Task requirements ▸
Hunt through the entries for the word "name" and copy each line in which it appears.

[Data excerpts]
- - -

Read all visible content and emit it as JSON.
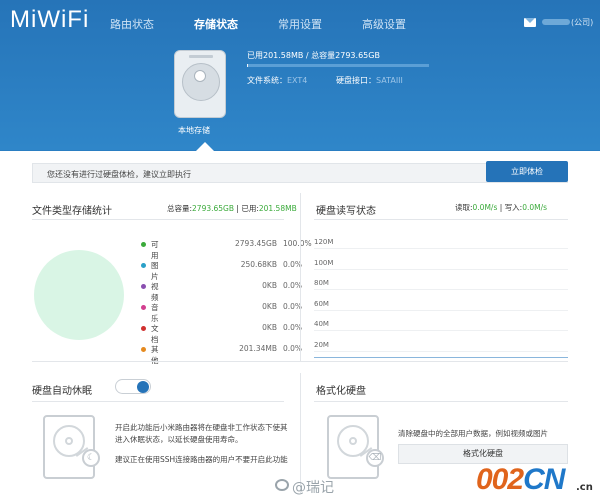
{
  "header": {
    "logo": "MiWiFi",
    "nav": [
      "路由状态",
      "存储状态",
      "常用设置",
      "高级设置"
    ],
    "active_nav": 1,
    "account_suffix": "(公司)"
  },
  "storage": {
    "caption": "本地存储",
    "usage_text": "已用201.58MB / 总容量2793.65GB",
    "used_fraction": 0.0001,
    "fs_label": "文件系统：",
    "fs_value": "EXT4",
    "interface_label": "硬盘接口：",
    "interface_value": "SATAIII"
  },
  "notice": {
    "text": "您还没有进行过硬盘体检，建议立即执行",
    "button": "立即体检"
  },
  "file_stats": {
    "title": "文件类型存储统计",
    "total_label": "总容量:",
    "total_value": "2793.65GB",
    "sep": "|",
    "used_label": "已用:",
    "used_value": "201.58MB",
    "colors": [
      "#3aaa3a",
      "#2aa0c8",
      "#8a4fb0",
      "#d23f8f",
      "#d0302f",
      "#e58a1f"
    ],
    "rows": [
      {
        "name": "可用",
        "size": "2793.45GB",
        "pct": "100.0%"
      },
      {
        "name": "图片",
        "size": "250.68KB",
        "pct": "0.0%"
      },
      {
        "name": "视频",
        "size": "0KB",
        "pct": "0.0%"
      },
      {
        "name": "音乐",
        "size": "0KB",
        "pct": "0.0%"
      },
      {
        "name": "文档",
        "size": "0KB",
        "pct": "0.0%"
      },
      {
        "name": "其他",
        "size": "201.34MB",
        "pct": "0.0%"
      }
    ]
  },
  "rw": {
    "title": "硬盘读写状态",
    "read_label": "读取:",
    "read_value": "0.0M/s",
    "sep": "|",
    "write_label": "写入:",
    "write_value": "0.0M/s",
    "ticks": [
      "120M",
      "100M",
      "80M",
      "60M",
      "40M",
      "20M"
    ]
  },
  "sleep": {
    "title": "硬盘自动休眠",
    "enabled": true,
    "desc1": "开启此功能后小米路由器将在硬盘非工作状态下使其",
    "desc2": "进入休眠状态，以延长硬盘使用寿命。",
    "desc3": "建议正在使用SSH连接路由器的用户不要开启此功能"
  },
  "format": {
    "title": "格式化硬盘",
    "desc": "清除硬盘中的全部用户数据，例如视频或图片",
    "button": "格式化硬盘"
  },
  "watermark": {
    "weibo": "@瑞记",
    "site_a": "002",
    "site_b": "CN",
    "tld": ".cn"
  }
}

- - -

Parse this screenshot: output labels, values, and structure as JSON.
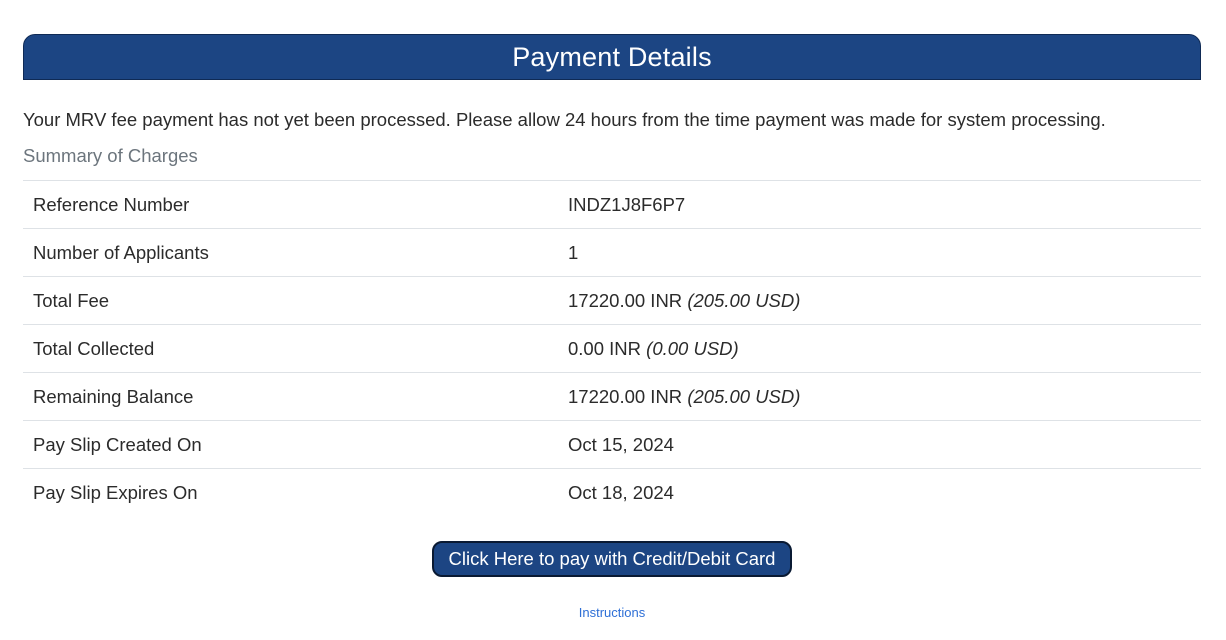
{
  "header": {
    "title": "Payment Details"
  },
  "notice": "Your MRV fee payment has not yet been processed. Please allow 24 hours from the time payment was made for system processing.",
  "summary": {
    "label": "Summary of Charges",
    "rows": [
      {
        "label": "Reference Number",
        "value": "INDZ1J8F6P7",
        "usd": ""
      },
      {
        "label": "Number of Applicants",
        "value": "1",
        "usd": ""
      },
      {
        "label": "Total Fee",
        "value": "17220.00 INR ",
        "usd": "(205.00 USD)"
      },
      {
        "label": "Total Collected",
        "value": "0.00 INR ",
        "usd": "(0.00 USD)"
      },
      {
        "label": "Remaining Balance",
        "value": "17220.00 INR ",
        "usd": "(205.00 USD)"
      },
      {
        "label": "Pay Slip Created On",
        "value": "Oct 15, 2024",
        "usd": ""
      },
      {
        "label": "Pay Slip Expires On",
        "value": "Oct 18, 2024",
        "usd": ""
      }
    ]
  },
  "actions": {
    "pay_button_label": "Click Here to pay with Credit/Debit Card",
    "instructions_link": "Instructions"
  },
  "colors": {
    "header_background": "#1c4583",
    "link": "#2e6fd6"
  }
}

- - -

Final answer ▸
        "name": "可用",
        "name": "图片",
        "name": "视频",
        "name": "音乐",
        "name": "文档",
        "name": "其他",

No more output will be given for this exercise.